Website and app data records
Content starts
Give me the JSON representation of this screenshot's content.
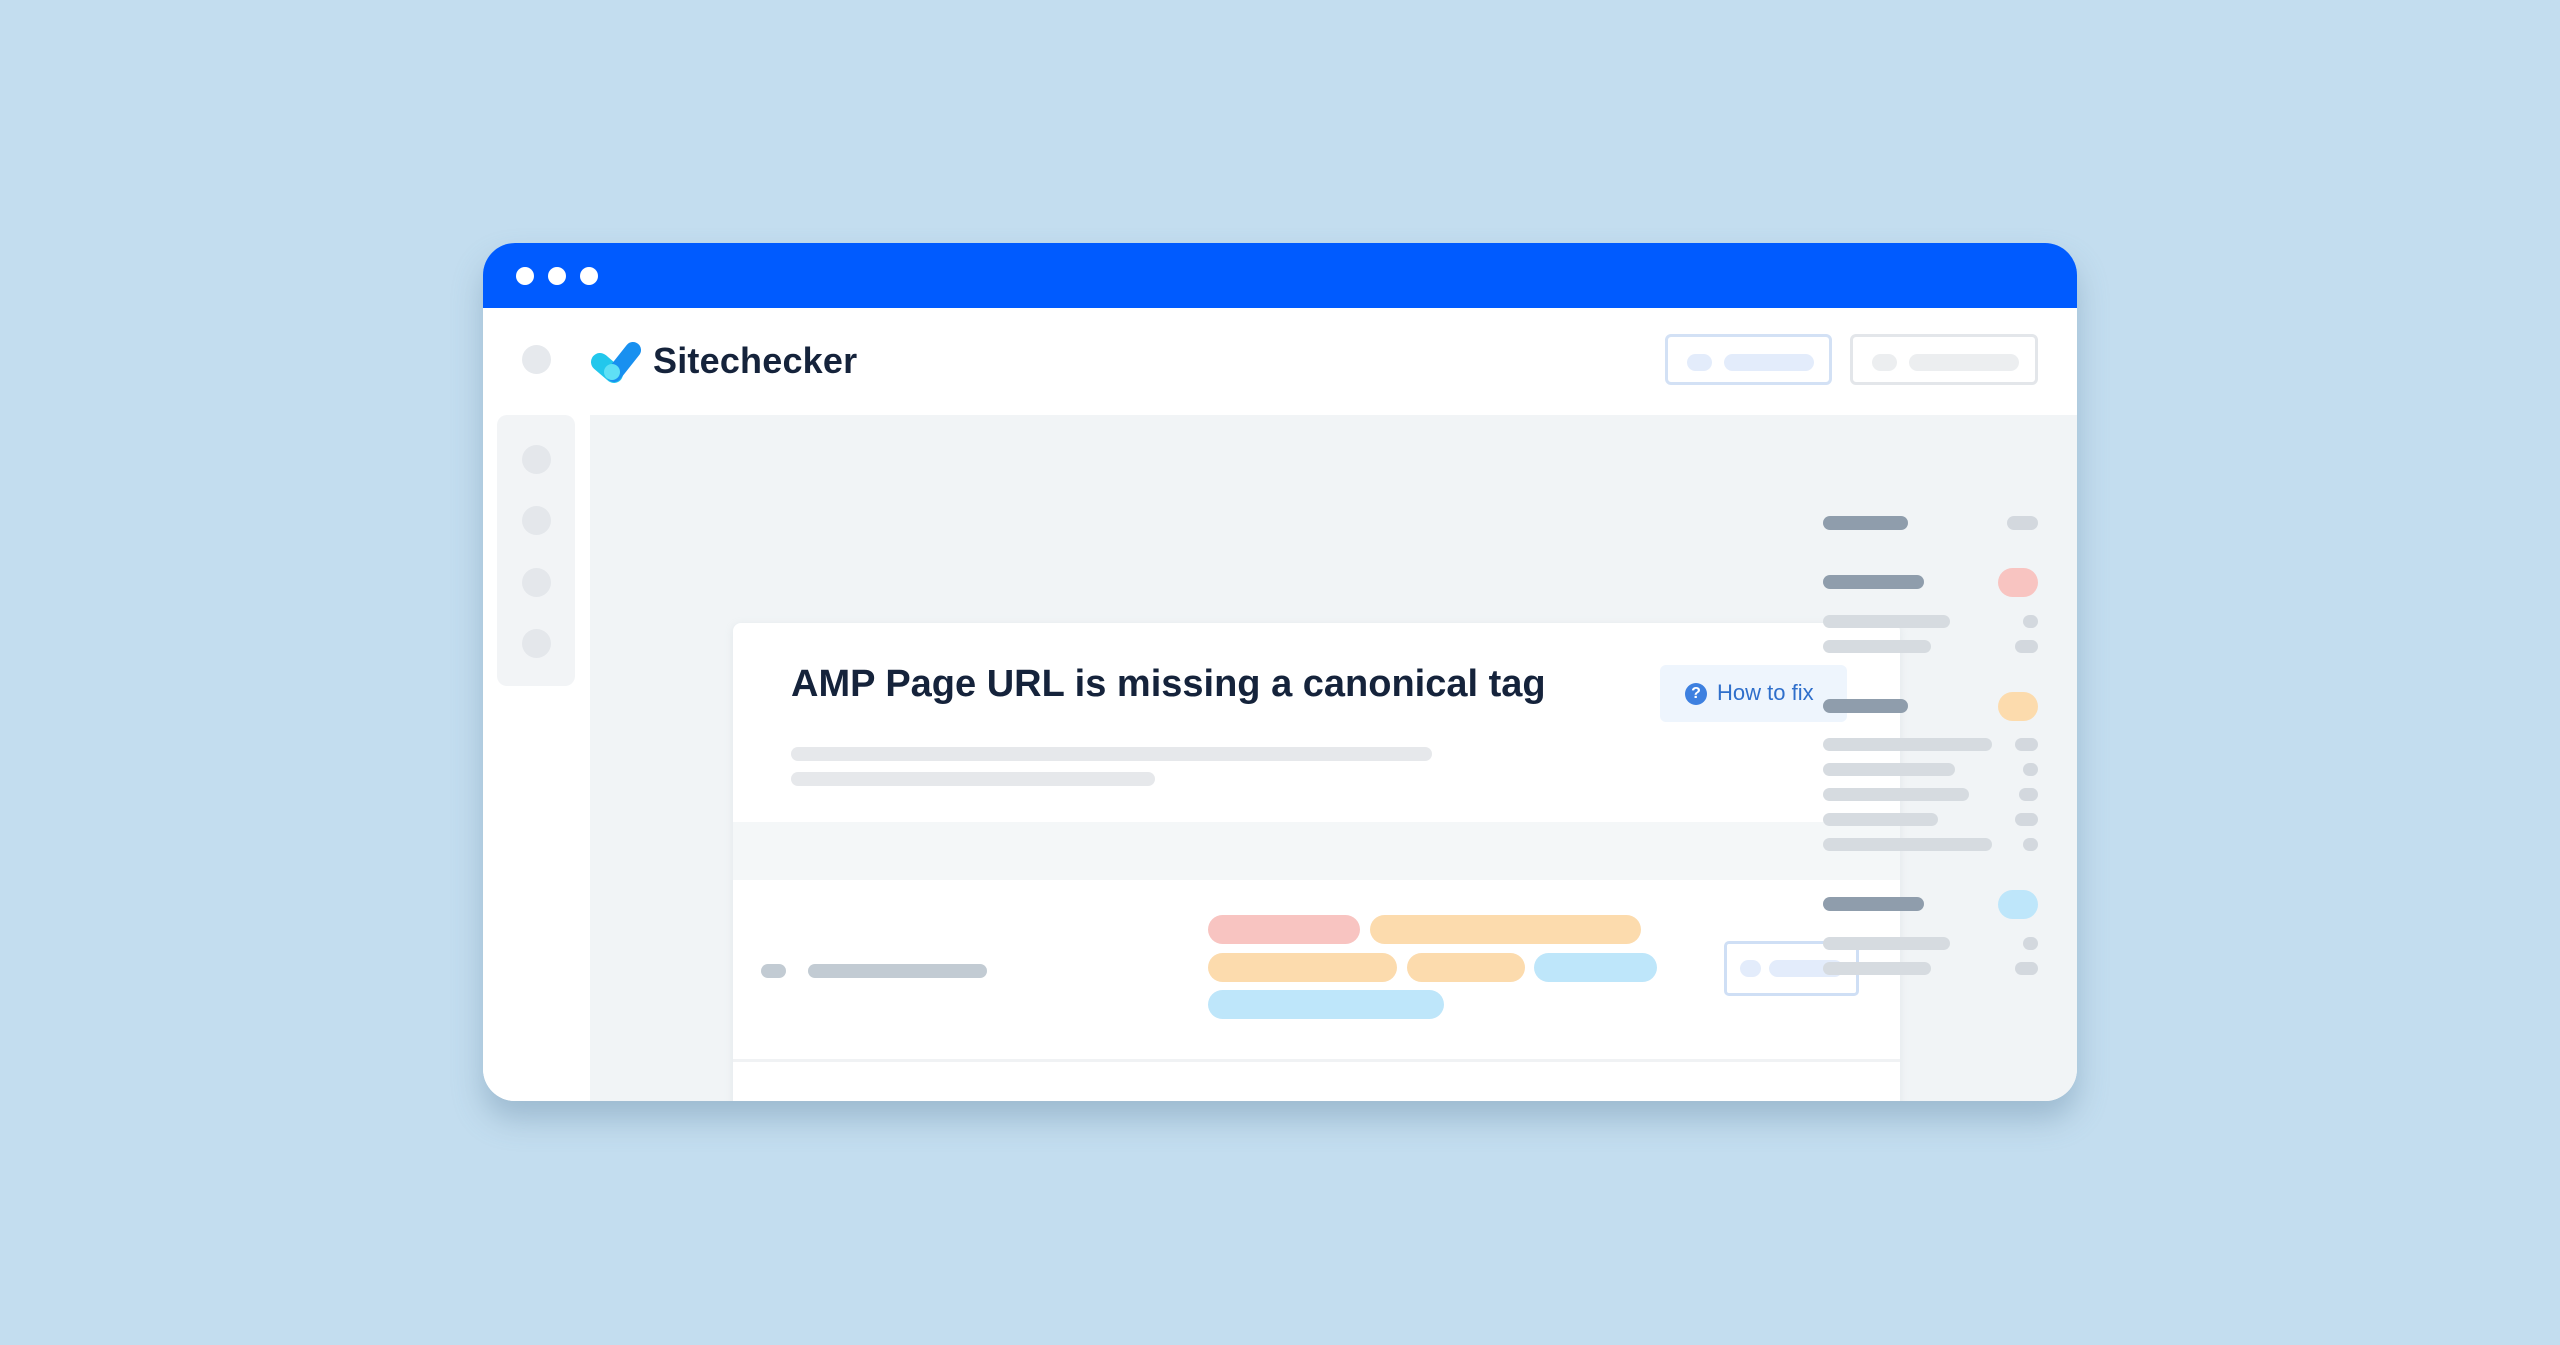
{
  "window": {
    "titlebar_color": "#005bff",
    "titlebar_dots": [
      "window-dot",
      "window-dot",
      "window-dot"
    ]
  },
  "header": {
    "brand_name": "Sitechecker",
    "logo_icon": "checkmark-logo-icon",
    "buttons": [
      {
        "name": "header-button-primary",
        "style": "blue-outline"
      },
      {
        "name": "header-button-secondary",
        "style": "gray-outline"
      }
    ]
  },
  "sidebar": {
    "items": [
      "sidebar-item-1",
      "sidebar-item-2",
      "sidebar-item-3",
      "sidebar-item-4"
    ]
  },
  "issue": {
    "title": "AMP Page URL is missing a canonical tag",
    "how_to_fix_label": "How to fix",
    "how_to_fix_icon": "?"
  },
  "rows": [
    {
      "tags": [
        [
          {
            "color": "red"
          },
          {
            "color": "orange"
          }
        ],
        [
          {
            "color": "orange"
          },
          {
            "color": "orange"
          },
          {
            "color": "blue"
          }
        ],
        [
          {
            "color": "blue"
          }
        ]
      ]
    },
    {
      "tags": [
        [
          {
            "color": "red"
          },
          {
            "color": "red"
          }
        ],
        [
          {
            "color": "orange"
          },
          {
            "color": "orange"
          }
        ]
      ]
    }
  ],
  "right_panel": {
    "groups": [
      {
        "badge": "gray",
        "lines": 0
      },
      {
        "badge": "red",
        "lines": 2
      },
      {
        "badge": "orange",
        "lines": 5
      },
      {
        "badge": "blue",
        "lines": 2
      }
    ]
  },
  "colors": {
    "background": "#c3ddef",
    "brand_blue": "#005bff",
    "title_text": "#15233b",
    "link_blue": "#2f6fcb",
    "tag_red": "#f8c4c1",
    "tag_orange": "#fcdbad",
    "tag_blue": "#bee6fa"
  }
}
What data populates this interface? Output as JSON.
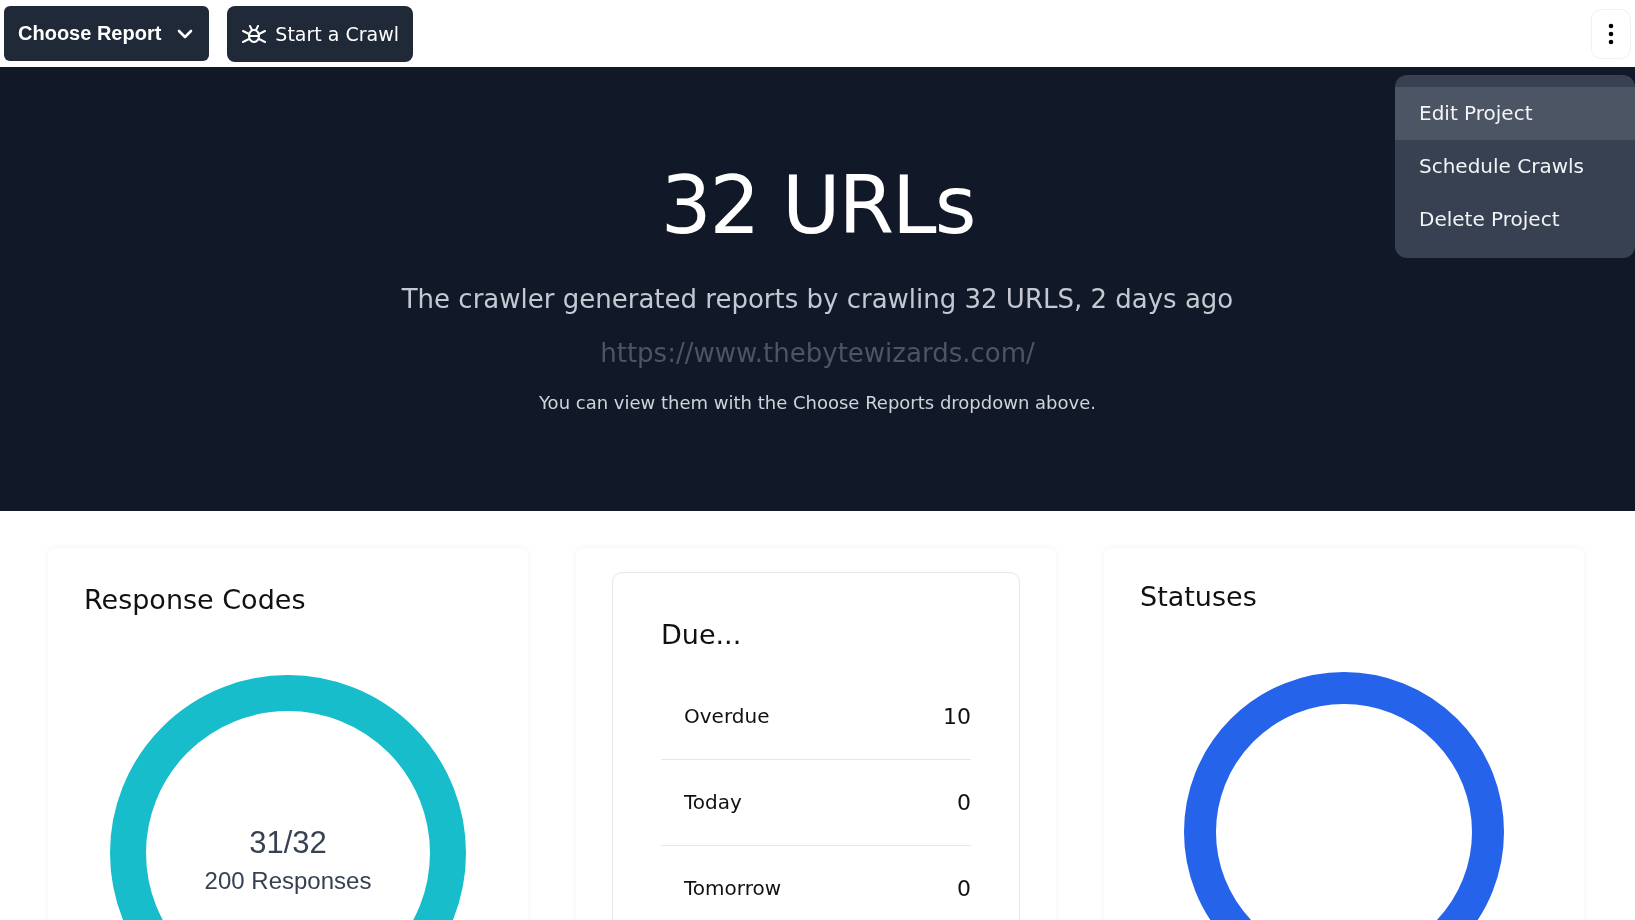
{
  "toolbar": {
    "report_button": "Choose Report",
    "crawl_button": "Start a Crawl"
  },
  "menu": {
    "items": [
      {
        "label": "Edit Project",
        "selected": true
      },
      {
        "label": "Schedule Crawls",
        "selected": false
      },
      {
        "label": "Delete Project",
        "selected": false
      }
    ]
  },
  "hero": {
    "title": "32 URLs",
    "subtitle": "The crawler generated reports by crawling 32 URLS, 2 days ago",
    "url": "https://www.thebytewizards.com/",
    "note": "You can view them with the Choose Reports dropdown above."
  },
  "response_codes": {
    "title": "Response Codes",
    "ratio": "31/32",
    "caption": "200 Responses"
  },
  "due": {
    "title": "Due...",
    "rows": [
      {
        "label": "Overdue",
        "count": "10"
      },
      {
        "label": "Today",
        "count": "0"
      },
      {
        "label": "Tomorrow",
        "count": "0"
      }
    ]
  },
  "statuses": {
    "title": "Statuses"
  }
}
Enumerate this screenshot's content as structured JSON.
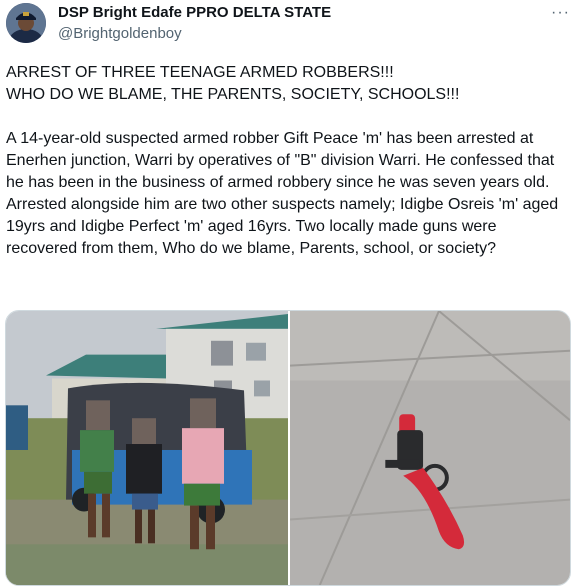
{
  "author": {
    "display_name": "DSP Bright Edafe PPRO DELTA STATE",
    "handle": "@Brightgoldenboy",
    "avatar_icon": "police-officer-avatar"
  },
  "more_icon": "···",
  "tweet": {
    "text": "ARREST OF THREE TEENAGE ARMED ROBBERS!!!\nWHO DO WE BLAME, THE PARENTS, SOCIETY, SCHOOLS!!!\n\nA 14-year-old suspected armed robber Gift Peace 'm' has been arrested at Enerhen junction, Warri by operatives of \"B\" division Warri. He confessed  that he has been in the business of armed robbery since he was seven years old. Arrested alongside him are two other suspects namely; Idigbe Osreis 'm' aged 19yrs and Idigbe Perfect 'm' aged 16yrs. Two locally made guns were recovered from them, Who do we blame, Parents, school, or society?"
  },
  "media": [
    {
      "kind": "photo",
      "subject": "three-suspects-beside-tricycle"
    },
    {
      "kind": "photo",
      "subject": "locally-made-gun-on-tiles"
    }
  ],
  "colors": {
    "text": "#0f1419",
    "secondary": "#536471",
    "border": "#cfd9de",
    "gun_red": "#d42a3a"
  }
}
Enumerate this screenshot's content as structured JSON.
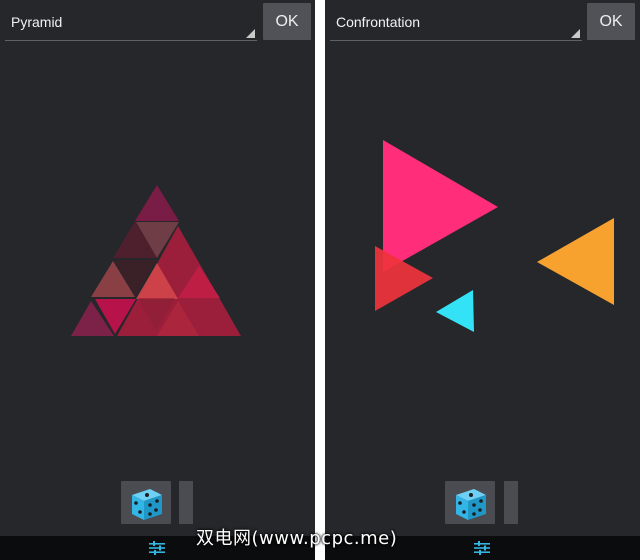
{
  "panels": [
    {
      "dropdown": {
        "selected": "Pyramid"
      },
      "ok_label": "OK",
      "icons": {
        "randomize": "dice-icon",
        "settings": "tune-icon"
      }
    },
    {
      "dropdown": {
        "selected": "Confrontation"
      },
      "ok_label": "OK",
      "icons": {
        "randomize": "dice-icon",
        "settings": "tune-icon"
      }
    }
  ],
  "colors": {
    "background": "#25272b",
    "button": "#505257",
    "accent_icon": "#33b5e5",
    "pink": "#ff2d7a",
    "red": "#f0333c",
    "cyan": "#33e3f5",
    "orange": "#f7a12f",
    "pyramid_crimson": "#a3203c",
    "pyramid_wine": "#6b1b34"
  },
  "watermark": "双电网(www.pcpc.me)"
}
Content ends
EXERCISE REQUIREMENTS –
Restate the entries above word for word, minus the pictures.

EXERCISE RESULT –
Give me the JSON representation of this screenshot's content.
{
  "window": {
    "titlebar_color": "#005bff",
    "titlebar_dots": [
      "window-dot",
      "window-dot",
      "window-dot"
    ]
  },
  "header": {
    "brand_name": "Sitechecker",
    "logo_icon": "checkmark-logo-icon",
    "buttons": [
      {
        "name": "header-button-primary",
        "style": "blue-outline"
      },
      {
        "name": "header-button-secondary",
        "style": "gray-outline"
      }
    ]
  },
  "sidebar": {
    "items": [
      "sidebar-item-1",
      "sidebar-item-2",
      "sidebar-item-3",
      "sidebar-item-4"
    ]
  },
  "issue": {
    "title": "AMP Page URL is missing a canonical tag",
    "how_to_fix_label": "How to fix",
    "how_to_fix_icon": "?"
  },
  "rows": [
    {
      "tags": [
        [
          {
            "color": "red"
          },
          {
            "color": "orange"
          }
        ],
        [
          {
            "color": "orange"
          },
          {
            "color": "orange"
          },
          {
            "color": "blue"
          }
        ],
        [
          {
            "color": "blue"
          }
        ]
      ]
    },
    {
      "tags": [
        [
          {
            "color": "red"
          },
          {
            "color": "red"
          }
        ],
        [
          {
            "color": "orange"
          },
          {
            "color": "orange"
          }
        ]
      ]
    }
  ],
  "right_panel": {
    "groups": [
      {
        "badge": "gray",
        "lines": 0
      },
      {
        "badge": "red",
        "lines": 2
      },
      {
        "badge": "orange",
        "lines": 5
      },
      {
        "badge": "blue",
        "lines": 2
      }
    ]
  },
  "colors": {
    "background": "#c3ddef",
    "brand_blue": "#005bff",
    "title_text": "#15233b",
    "link_blue": "#2f6fcb",
    "tag_red": "#f8c4c1",
    "tag_orange": "#fcdbad",
    "tag_blue": "#bee6fa"
  }
}
What data populates this interface? Output as JSON.
{
  "toolbar": {
    "report_button": "Choose Report",
    "crawl_button": "Start a Crawl"
  },
  "menu": {
    "items": [
      {
        "label": "Edit Project",
        "selected": true
      },
      {
        "label": "Schedule Crawls",
        "selected": false
      },
      {
        "label": "Delete Project",
        "selected": false
      }
    ]
  },
  "hero": {
    "title": "32 URLs",
    "subtitle": "The crawler generated reports by crawling 32 URLS, 2 days ago",
    "url": "https://www.thebytewizards.com/",
    "note": "You can view them with the Choose Reports dropdown above."
  },
  "response_codes": {
    "title": "Response Codes",
    "ratio": "31/32",
    "caption": "200 Responses"
  },
  "due": {
    "title": "Due...",
    "rows": [
      {
        "label": "Overdue",
        "count": "10"
      },
      {
        "label": "Today",
        "count": "0"
      },
      {
        "label": "Tomorrow",
        "count": "0"
      }
    ]
  },
  "statuses": {
    "title": "Statuses"
  }
}
Enumerate this screenshot's content as structured JSON.
{
  "author": {
    "display_name": "DSP Bright Edafe PPRO DELTA STATE",
    "handle": "@Brightgoldenboy",
    "avatar_icon": "police-officer-avatar"
  },
  "more_icon": "···",
  "tweet": {
    "text": "ARREST OF THREE TEENAGE ARMED ROBBERS!!!\nWHO DO WE BLAME, THE PARENTS, SOCIETY, SCHOOLS!!!\n\nA 14-year-old suspected armed robber Gift Peace 'm' has been arrested at Enerhen junction, Warri by operatives of \"B\" division Warri. He confessed  that he has been in the business of armed robbery since he was seven years old. Arrested alongside him are two other suspects namely; Idigbe Osreis 'm' aged 19yrs and Idigbe Perfect 'm' aged 16yrs. Two locally made guns were recovered from them, Who do we blame, Parents, school, or society?"
  },
  "media": [
    {
      "kind": "photo",
      "subject": "three-suspects-beside-tricycle"
    },
    {
      "kind": "photo",
      "subject": "locally-made-gun-on-tiles"
    }
  ],
  "colors": {
    "text": "#0f1419",
    "secondary": "#536471",
    "border": "#cfd9de",
    "gun_red": "#d42a3a"
  }
}
Enumerate this screenshot's content as structured JSON.
{
  "panels": [
    {
      "dropdown": {
        "selected": "Pyramid"
      },
      "ok_label": "OK",
      "icons": {
        "randomize": "dice-icon",
        "settings": "tune-icon"
      }
    },
    {
      "dropdown": {
        "selected": "Confrontation"
      },
      "ok_label": "OK",
      "icons": {
        "randomize": "dice-icon",
        "settings": "tune-icon"
      }
    }
  ],
  "colors": {
    "background": "#25272b",
    "button": "#505257",
    "accent_icon": "#33b5e5",
    "pink": "#ff2d7a",
    "red": "#f0333c",
    "cyan": "#33e3f5",
    "orange": "#f7a12f",
    "pyramid_crimson": "#a3203c",
    "pyramid_wine": "#6b1b34"
  },
  "watermark": "双电网(www.pcpc.me)"
}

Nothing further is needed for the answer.